Well, we made it to the United States.
It was a looooong day of travel, but we made it.
It started with a 4am wake up that was partially due to the excitement of going home and partly because I wanted to make sure we had everything together well before we walked out the door at 6am. We hopped a tram to the train station and made the 1.5 hour train ride to Marseille without problems. Then we got the train station, which is outside the airport, so they offer a shuttle service to the airport itself. It’s not terribly far (2 kilometers, we learned…read on) and not unlike a shuttle that takes someone from the terminal to long-term parking or something.
Anyway, everyone was on the train with the intent of going to the airport, so of course, everyone off loaded which left about 50 people, ready to board a shuttle to the airport. A shuttle which was dark, no engine running and locked. We figured the driver was getting a cup of coffee or something (it was only 8:30am) but when no one came to let us in. people started getting antsy. Eventually Dave’s Italian teacher, who happened to be on the train with us, came up to us and attempted to give us the story.
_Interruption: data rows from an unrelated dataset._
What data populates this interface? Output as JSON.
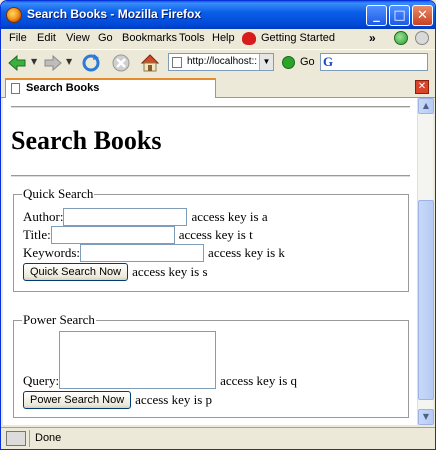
{
  "window": {
    "title": "Search Books - Mozilla Firefox",
    "minimize_glyph": "_",
    "maximize_glyph": "□",
    "close_glyph": "✕"
  },
  "menubar": {
    "items": [
      "File",
      "Edit",
      "View",
      "Go",
      "Bookmarks",
      "Tools",
      "Help"
    ],
    "bookmark": "Getting Started",
    "overflow_glyph": "»"
  },
  "navbar": {
    "url": "http://localhost::",
    "go_label": "Go",
    "search_engine_glyph": "G"
  },
  "tabs": [
    {
      "label": "Search Books"
    }
  ],
  "tab_close_glyph": "✕",
  "page": {
    "heading": "Search Books",
    "quick_search": {
      "legend": "Quick Search",
      "author_label": "Author:",
      "author_value": "",
      "author_note": "access key is a",
      "title_label": "Title:",
      "title_value": "",
      "title_note": "access key is t",
      "keywords_label": "Keywords:",
      "keywords_value": "",
      "keywords_note": "access key is k",
      "submit_label": "Quick Search Now",
      "submit_note": "access key is s"
    },
    "power_search": {
      "legend": "Power Search",
      "query_label": "Query:",
      "query_value": "",
      "query_note": "access key is q",
      "submit_label": "Power Search Now",
      "submit_note": "access key is p"
    }
  },
  "statusbar": {
    "text": "Done"
  },
  "scrollbar": {
    "up_glyph": "▲",
    "down_glyph": "▼"
  }
}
I say ‘attempted’ because she always forgets that French isn’t his native language, and tries to converse with him in French; it’s is only funny because we’d probably have an easier time understanding if she spoke in Italian to him. Either way, we got something about ‘gas’ (or lack there of) and ‘no replacement shuttle’ and it was about that time that the shuttle kiosk manager came out to tell us what was going on. In French. Which meant we got very little of it.
Eventually, we saw people take to the street to hoof it, and we joined them. So we rolled our bags and began the 2km walk to the airport, crossing highways and roads, because, you know, that’s completely safe. It was funny, more than anything else, because of my record of holiday travel, so of course this was happening to us.
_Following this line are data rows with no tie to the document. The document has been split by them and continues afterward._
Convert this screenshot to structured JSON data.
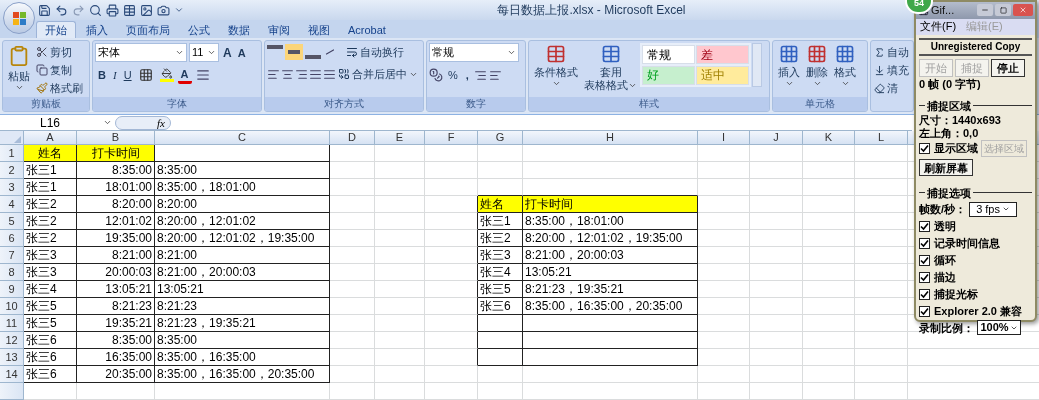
{
  "window": {
    "title": "每日数据上报.xlsx - Microsoft Excel"
  },
  "badge": "54",
  "tabs": [
    {
      "label": "开始",
      "selected": true
    },
    {
      "label": "插入",
      "selected": false
    },
    {
      "label": "页面布局",
      "selected": false
    },
    {
      "label": "公式",
      "selected": false
    },
    {
      "label": "数据",
      "selected": false
    },
    {
      "label": "审阅",
      "selected": false
    },
    {
      "label": "视图",
      "selected": false
    },
    {
      "label": "Acrobat",
      "selected": false
    }
  ],
  "ribbon": {
    "groups": [
      {
        "kind": "clipboard",
        "label": "剪贴板",
        "big": "粘贴",
        "items": [
          "剪切",
          "复制",
          "格式刷"
        ]
      },
      {
        "kind": "font",
        "label": "字体",
        "font": "宋体",
        "size": "11",
        "grow": "A",
        "shrink": "A",
        "bold": "B",
        "italic": "I",
        "underline": "U",
        "font_color": "A"
      },
      {
        "kind": "alignment",
        "label": "对齐方式",
        "wrap": "自动换行",
        "merge": "合并后居中"
      },
      {
        "kind": "number",
        "label": "数字",
        "format": "常规",
        "percent": "%",
        "comma": ","
      },
      {
        "kind": "styles",
        "label": "样式",
        "buttons": [
          {
            "lines": [
              "条件格式"
            ]
          },
          {
            "lines": [
              "套用",
              "表格格式"
            ]
          }
        ],
        "cell_styles": [
          {
            "label": "常规",
            "color": "#ffffff"
          },
          {
            "label": "差",
            "color": "#ffc7ce"
          },
          {
            "label": "好",
            "color": "#c6efce"
          },
          {
            "label": "适中",
            "color": "#ffeb9c"
          }
        ]
      },
      {
        "kind": "cells",
        "label": "单元格",
        "buttons": [
          "插入",
          "删除",
          "格式"
        ]
      },
      {
        "kind": "editing",
        "items": [
          "自动",
          "填充",
          "清"
        ]
      }
    ]
  },
  "formula_bar": {
    "name_box": "L16",
    "function_label": "fx"
  },
  "sheet": {
    "columns": [
      "A",
      "B",
      "C",
      "D",
      "E",
      "F",
      "G",
      "H",
      "I",
      "J",
      "K",
      "L"
    ],
    "rows": [
      "1",
      "2",
      "3",
      "4",
      "5",
      "6",
      "7",
      "8",
      "9",
      "10",
      "11",
      "12",
      "13",
      "14"
    ],
    "tables": [
      {
        "kind": "centered",
        "header": [
          "姓名",
          "打卡时间"
        ],
        "columns": [
          {
            "kind": "text"
          },
          {
            "kind": "time"
          },
          {
            "kind": "text"
          }
        ],
        "rows": [
          [
            "张三1",
            "8:35:00",
            "8:35:00"
          ],
          [
            "张三1",
            "18:01:00",
            "8:35:00，18:01:00"
          ],
          [
            "张三2",
            "8:20:00",
            "8:20:00"
          ],
          [
            "张三2",
            "12:01:02",
            "8:20:00，12:01:02"
          ],
          [
            "张三2",
            "19:35:00",
            "8:20:00，12:01:02，19:35:00"
          ],
          [
            "张三3",
            "8:21:00",
            "8:21:00"
          ],
          [
            "张三3",
            "20:00:03",
            "8:21:00，20:00:03"
          ],
          [
            "张三4",
            "13:05:21",
            "13:05:21"
          ],
          [
            "张三5",
            "8:21:23",
            "8:21:23"
          ],
          [
            "张三5",
            "19:35:21",
            "8:21:23，19:35:21"
          ],
          [
            "张三6",
            "8:35:00",
            "8:35:00"
          ],
          [
            "张三6",
            "16:35:00",
            "8:35:00，16:35:00"
          ],
          [
            "张三6",
            "20:35:00",
            "8:35:00，16:35:00，20:35:00"
          ]
        ]
      },
      {
        "kind": "plain",
        "header": [
          "姓名",
          "打卡时间"
        ],
        "columns": [
          {
            "kind": "text"
          },
          {
            "kind": "text"
          }
        ],
        "rows": [
          [
            "张三1",
            "8:35:00，18:01:00"
          ],
          [
            "张三2",
            "8:20:00，12:01:02，19:35:00"
          ],
          [
            "张三3",
            "8:21:00，20:00:03"
          ],
          [
            "张三4",
            "13:05:21"
          ],
          [
            "张三5",
            "8:21:23，19:35:21"
          ],
          [
            "张三6",
            "8:35:00，16:35:00，20:35:00"
          ]
        ]
      }
    ]
  },
  "capture_tool": {
    "title": "Gif...",
    "menu": [
      {
        "label": "文件(F)",
        "disabled": false
      },
      {
        "label": "编辑(E)",
        "disabled": true
      }
    ],
    "notice": "Unregistered Copy",
    "buttons": [
      {
        "label": "开始",
        "disabled": true
      },
      {
        "label": "捕捉",
        "disabled": true
      },
      {
        "label": "停止",
        "disabled": false
      }
    ],
    "status": "0 帧 (0 字节)",
    "area": {
      "title": "捕捉区域",
      "size": "尺寸：1440x693",
      "origin": "左上角：0,0",
      "show": {
        "label": "显示区域",
        "checked": true
      },
      "select_button": {
        "label": "选择区域",
        "disabled": true
      },
      "refresh_button": "刷新屏幕"
    },
    "options": {
      "title": "捕捉选项",
      "fps_label": "帧数/秒：",
      "fps": "3 fps",
      "checks": [
        {
          "label": "透明",
          "checked": true
        },
        {
          "label": "记录时间信息",
          "checked": true
        },
        {
          "label": "循环",
          "checked": true
        },
        {
          "label": "描边",
          "checked": true
        },
        {
          "label": "捕捉光标",
          "checked": true
        },
        {
          "label": "Explorer 2.0 兼容",
          "checked": true
        }
      ],
      "scale_label": "录制比例：",
      "scale": "100%"
    }
  }
}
As we approached the airport, we noticed cars backed up on the highway and people parking on the median to let their passengers out to catch their flights. Then we saw what looked to be a gas truck blocking the main entrance of the airport, making it impossible for cars to get in. So we figured that checked out, because the Italian teacher had said something about gas. Then we saw a mob of people and I just assumed it was the various groups waiting for shuttles/rides home from the airport.
Turns out they evacuated the airport because of a threat of the explosive variety.
We sat outside for about another hour and about 10am, we finally got to go in, after it turned out to be nothing. It was chaos, as the Marseille isn’t all that large, and doesn’t have individual check in desks. They have a set of check in desks that is shared by all the airlines so you have to get in line behind the proper desk, at your appointed check in time, which is prioritized by departure time. We were scheduled to leave for another 90 minutes so we were definitely low on the priority list.
We grabbed a cup of coffee at Starbucks (the one they have in France, I think) and waited out turn to check in. Finally, after a 40-minute check in line wait, we headed to security, thinking surely there was no way we’d be on time, given the line behind us still waiting to check in for our flight. We weren’t terribly nervous about that because we had a 4-hour layover in London, so lucky for us, we had that in our favor. We breezed through security and headed to our gate with about 30 minutes to spare. When they called us to board at 11:50 for our 12:05 flight, we thought maybe– just maybe– we would have an on-time departure.
Sigh. Silly us.
We got situated on the plane and the captain came on (who clearly didn’t know what had been going on earlier) and told us we had 35 more people we were waited on and that they had already checked in and should be making their way to the gate. After that, we’d be off, but we knew it would be a bit of a delay.
I didn’t realize that meant hanging out on the plane for two hours waiting.
I actually fell asleep, got a solid nap in, woke up and we still hadn’t left yet.
Eventually we were up in the air around 2:15 and we arrived in London 90 minutes prior to our departure. We were in a lot better shape than most.
Then we hit security at London and it is impressive. Impressive in the sense that we had to go through four security checkpoints. Four. Finally, we ended up at our gate, about 20 minutes before we were scheduled to leave. Luckily, everything was on time and by 5:05pm London time, we were on our way for our 8-hour flight.
I don’t know if you know this, but eight hours is a long time. Especially when you’re really antsy to get somewhere. I swear, the clock actually stopped somewhere over the Atlantic.
Finally, at 8:15pm NYC time, we were HOME! I have never been so excited in my life.
Dave’s mom and dad were waiting for us outside Customs and we loaded up in the car and immediately headed for the local pizza place in Northport so Dave could satisfy his NY pizza craving (and have something to eat with the beer his mom had waiting for him–French beer leaves a lot to be desired).
As we approached the 24-hour mark of being awake, we headed to bed in nice, warm flannel sheets. We were so tired, we hardly moved all night and I barely had to bother making the bed back up this morning.
It feels so good to be back on American soil.
NOW Christmas can really begin!